By Owei Lakemfa
ETSUKO KOYAM lived on the third floor of an apartment building in Japan. That was until last Friday when she saw water tearing through her apartment floor. She ran for dear life holding her dear daughter’s hand.
But the gushing water was more powerful, it snatched the girl from her, and the two may never see again. But Koyama is optimistic: “I haven’t given up hope yet. I saved myself but couldn’t save my daughter”.
In a split second decision, a 60-year-old man got to the roof of his house as the floods swept through his neighbourhood.
The floods apparently detached the roof and swept him off the coast of Fukushima where a military vessel found him floating past, still on the roof top, and rescued him.
His was one of the few miracles that were recorded in a devastation that is so massive that one week later, it is still difficult to fathom.
The tragedy that wiped out Japanese villages, towns and cities was a two-minute demonstration of power and fury by the earth; it was 120 seconds display of the superior power of nature’s devastating hand.
There were amazing television footages showing when the waters, sent roaring like huge hurricanes by the earthquake, touched shore. They showed ships being swept along roads like paper toys in a fast flowing stream.
Houses, including storey buildings, being swept on as if they had no foundations. Concrete bridges braking like match sticks. I saw the photograph of a ship resting on a multi storey building.
The cameras showed people dazed; walking around like zombies; many yet to comprehend what had hit them and their country. As they walked through the rubbles that used to be a city, no property was left standing; they were just layers of waste and devastation.
In two minutes flat, many parts of highly industrialised Japan were reduced to a pre historic era. At least two million households had no electricity. An initial estimate of those who lost their lives was put at 10,000 but the Police chief in the Miyagi Prefecture (State) said the estimate of those who perished in the state alone , surpassed that figure. Expectedly, tens of thousands are missing.
The photographs of the devastated parts of Japan can be mistaken for the Japan of August 6,1945 when the Americans dropped an atomic bomb on Hiroshima which destroyed 75 percent of the city and sent some 65,000 Japanese to early graves of ash.
At both times, the people suffered from radiation; the primary difference being that while last Friday’s tsunami was a natural disaster, that of Hiroshima was man-made.

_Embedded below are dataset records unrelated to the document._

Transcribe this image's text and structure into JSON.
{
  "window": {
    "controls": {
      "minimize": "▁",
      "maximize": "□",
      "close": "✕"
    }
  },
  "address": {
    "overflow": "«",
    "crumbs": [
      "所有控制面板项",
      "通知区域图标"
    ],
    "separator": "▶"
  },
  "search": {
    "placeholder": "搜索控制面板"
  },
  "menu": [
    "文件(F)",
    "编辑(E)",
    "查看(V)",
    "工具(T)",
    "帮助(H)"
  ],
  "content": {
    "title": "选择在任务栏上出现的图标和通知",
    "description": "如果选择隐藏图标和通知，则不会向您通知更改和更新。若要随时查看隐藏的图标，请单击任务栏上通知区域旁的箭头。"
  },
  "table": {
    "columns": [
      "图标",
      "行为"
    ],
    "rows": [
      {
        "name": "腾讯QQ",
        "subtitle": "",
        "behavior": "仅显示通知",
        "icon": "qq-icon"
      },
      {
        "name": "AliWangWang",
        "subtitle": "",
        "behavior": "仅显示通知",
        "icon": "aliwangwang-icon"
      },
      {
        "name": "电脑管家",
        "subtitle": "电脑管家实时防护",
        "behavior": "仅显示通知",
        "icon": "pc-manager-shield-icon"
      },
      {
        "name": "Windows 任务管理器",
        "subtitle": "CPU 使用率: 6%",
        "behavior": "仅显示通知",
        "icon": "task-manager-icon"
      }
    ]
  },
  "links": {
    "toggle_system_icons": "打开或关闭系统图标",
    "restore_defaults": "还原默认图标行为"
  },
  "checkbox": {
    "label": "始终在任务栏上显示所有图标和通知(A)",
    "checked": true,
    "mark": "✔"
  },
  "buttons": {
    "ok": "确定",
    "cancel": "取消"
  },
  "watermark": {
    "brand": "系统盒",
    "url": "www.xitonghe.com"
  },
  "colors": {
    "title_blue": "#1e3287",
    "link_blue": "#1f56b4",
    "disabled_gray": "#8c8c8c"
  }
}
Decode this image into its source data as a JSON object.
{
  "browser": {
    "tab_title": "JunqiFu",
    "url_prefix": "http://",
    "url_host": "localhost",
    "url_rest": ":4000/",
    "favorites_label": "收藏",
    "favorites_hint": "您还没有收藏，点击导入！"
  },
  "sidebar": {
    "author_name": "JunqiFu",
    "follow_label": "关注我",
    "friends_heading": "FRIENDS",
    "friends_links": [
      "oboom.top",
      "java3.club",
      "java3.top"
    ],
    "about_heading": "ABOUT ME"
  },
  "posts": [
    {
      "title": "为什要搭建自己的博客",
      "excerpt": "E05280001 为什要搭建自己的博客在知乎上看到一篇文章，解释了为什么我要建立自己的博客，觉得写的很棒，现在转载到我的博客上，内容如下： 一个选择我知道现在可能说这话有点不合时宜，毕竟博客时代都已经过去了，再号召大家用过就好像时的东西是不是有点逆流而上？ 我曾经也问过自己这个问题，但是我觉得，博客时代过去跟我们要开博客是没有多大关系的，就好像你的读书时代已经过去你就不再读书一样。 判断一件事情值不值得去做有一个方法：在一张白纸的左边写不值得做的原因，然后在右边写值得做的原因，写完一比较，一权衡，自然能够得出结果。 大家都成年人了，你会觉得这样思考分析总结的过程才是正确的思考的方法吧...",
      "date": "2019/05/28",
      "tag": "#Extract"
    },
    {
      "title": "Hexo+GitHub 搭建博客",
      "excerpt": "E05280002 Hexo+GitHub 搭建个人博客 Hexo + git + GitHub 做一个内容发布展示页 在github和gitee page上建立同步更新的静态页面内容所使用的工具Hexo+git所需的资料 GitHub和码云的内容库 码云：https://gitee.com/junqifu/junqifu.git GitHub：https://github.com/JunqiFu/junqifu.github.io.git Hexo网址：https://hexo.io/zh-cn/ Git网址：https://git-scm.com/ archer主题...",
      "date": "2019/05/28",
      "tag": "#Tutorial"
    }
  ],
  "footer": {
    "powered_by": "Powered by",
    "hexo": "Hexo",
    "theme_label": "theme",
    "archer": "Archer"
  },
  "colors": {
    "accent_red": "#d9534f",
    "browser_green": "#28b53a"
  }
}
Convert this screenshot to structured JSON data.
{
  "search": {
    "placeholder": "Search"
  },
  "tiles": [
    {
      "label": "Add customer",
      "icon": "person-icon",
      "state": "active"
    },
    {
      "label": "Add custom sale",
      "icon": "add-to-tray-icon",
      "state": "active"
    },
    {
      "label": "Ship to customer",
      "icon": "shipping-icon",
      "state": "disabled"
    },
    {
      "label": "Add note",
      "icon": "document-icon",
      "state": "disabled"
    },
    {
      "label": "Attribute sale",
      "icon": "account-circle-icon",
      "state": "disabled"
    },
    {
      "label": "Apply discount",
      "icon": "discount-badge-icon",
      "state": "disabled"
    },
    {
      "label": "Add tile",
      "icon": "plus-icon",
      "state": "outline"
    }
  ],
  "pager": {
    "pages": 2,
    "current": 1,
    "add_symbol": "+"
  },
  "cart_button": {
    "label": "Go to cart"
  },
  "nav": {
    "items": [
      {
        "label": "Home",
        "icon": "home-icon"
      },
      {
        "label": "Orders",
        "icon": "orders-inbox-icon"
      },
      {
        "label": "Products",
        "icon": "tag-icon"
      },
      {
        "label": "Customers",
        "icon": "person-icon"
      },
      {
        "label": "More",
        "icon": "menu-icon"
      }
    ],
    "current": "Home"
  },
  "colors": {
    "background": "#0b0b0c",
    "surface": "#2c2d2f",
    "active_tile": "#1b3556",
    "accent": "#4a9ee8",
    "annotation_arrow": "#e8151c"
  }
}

For a people visited with such devastation, and mourning huge loss of lives, to be forced in some areas, to remain indoors by radiation effects, is an additional harrowing experience as they suffer severe food shortages, lack electricity and running water.
But it is a ‘house arrest’ they have to endure because being shielded from the winds and the rains means that there is a reduced danger of their being affected by radioactive materials. Additionally, their food is contaminated, forcing some countries to stop all food imports from Japan.
Even in cases where authorities have some food, rescue teams find it difficult to distribute as there are severe fuel shortages.
With multiple explosions and one of the nuclear reactors burning for 96 hours, it is not certain how the radiation challenges can be met.
The Japanese situation raises once again, the issue of nuclear power. Since the April 26,1986 Chernobyl nuclear disaster which affected 4.9 million people in present day Ukraine, Russia and Belarus, this issue has been a major one no matter the purpose of the nuclear plant. The focus had almost always been on how well they are built and safety measures in place, and not the type of Japanese situation where the danger was from nature not man.
On the positive side is the courage and dignity the Japanese have shown. We do not see images of rampaging gangs taking advantage of the disaster to loot, rape, maim or kill as happened in New Orleans after Hurricane Katrina.
We are lucky in Nigeria that we have been generally spared the ugly sides of nature such as tsunamis and hurricanes. However, we must not forget that we have a long coastline where our shores kiss the Atlantic Ocean, and the latter hugs us in a grip as if we are inseparable Siamese twins. Nigerians can be further endangered by our determined efforts to claim lands from the ocean to build a ‘city’ or two.
It may be cold comfort that the Bible reports a vow by God that he would not wipe out the earth by water, but the devastation we have witnessed shows that large parts of humanity can indeed be wiped out by water. All we need do is cast our minds back to December 26, 2004 when a tsunami and giant waves swept through a dozen countries resulting in over 230,000 deaths.
The Japanese tsunami is a collective tragedy of humanity and it is gratifying to see mankind rise as one to give succour and carry out rescue operations. Africa’s presence was stamped emphatically by South Africa which sent a 50-person “Rescue South Africa” mission, including fire fighters, rescuers and dog handlers.
The earth is one and can be visited by natural disasters any second. One important thing we must ensure is that we do not in any way contribute to such disasters whether by way of global warming or other man-induced means.
Humanity also needs to forge ahead with efforts to predict nature and mitigate its unwelcome aspects. Doubtlessly, if the Japanese had some early warning before the earthquake struck, it would have been possible to save many lives. So while we submit to this whipping by nature, we remain defiant; humanity shall forge ahead. Japan shall be rebuilt and we all in our small ways, need to contribute to that reconstruction.